Johnson has been particularly upset about the Trump administration’s policies affecting migrant families, Zavareei said.

“I think the thing that moved her most was seeing the forced separations – she’s a mother and feels very deeply about – was very emotionally affected, personally affected, by seeing Trump put young children and put them in cages. She decided that she couldn’t be silent anymore,” he said.

Zavareei said his client is only one in a “long line of victims in Donald Trump’s predation.”

“Unlike so many of the other victims, she’s the only one with the ability to sue him directly for his sexual misconduct. The other lawsuits have been for defamation or some of the victims haven’t been able to bring any lawsuits at all because they’ve been barred by statute of limitations,” he said. “For that reason, I think she’s uniquely situated to hold him accountable for an actual act of sexual assault.”

Zavareei added that with the launch of this lawsuit, Johnson is resigned to the fact that she is likely to be criticized from all sides.

“She knows as an African-American woman who worked on the campaign and now coming out against Trump, She’s probably going to take it from both sides but she’s ready to stand up and take responsibility for what she did,” he said.

Johnson is now focused on doing “what she can to hold him accountable for his sexist and racist conduct.”

According to the Post, three months after hiring Zavareei last year, Johnson “moved to seal a years-old court case in which two family members sought a temporary restraining order against her,” and was enjoined in the request to seal the records by the family members.

On some of the reporting in the Post about her relatives in Georgia, Zavareei said it was a “silly sideshow” and that “everybody’s on good terms” now.

“It’s a private family matter,” Zavareei said, adding that is “totally irrelevant” to Johnson’s case.

Asked why Johnson and her family took this action, Zavareei said through a spokesperson that it was “to protect the privacy of her family.”
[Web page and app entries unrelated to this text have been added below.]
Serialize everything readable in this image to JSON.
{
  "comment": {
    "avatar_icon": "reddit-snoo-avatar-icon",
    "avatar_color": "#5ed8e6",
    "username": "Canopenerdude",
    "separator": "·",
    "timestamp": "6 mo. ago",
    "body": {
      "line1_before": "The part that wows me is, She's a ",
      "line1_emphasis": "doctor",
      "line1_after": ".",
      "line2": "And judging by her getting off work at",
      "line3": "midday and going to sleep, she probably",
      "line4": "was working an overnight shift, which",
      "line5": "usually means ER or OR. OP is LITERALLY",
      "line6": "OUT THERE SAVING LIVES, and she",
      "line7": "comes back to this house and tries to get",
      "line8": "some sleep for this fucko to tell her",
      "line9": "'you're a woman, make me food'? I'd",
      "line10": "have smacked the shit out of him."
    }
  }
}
This story has been updated with additional developments Monday.

CNN’s Betsy Klein contributed to this report.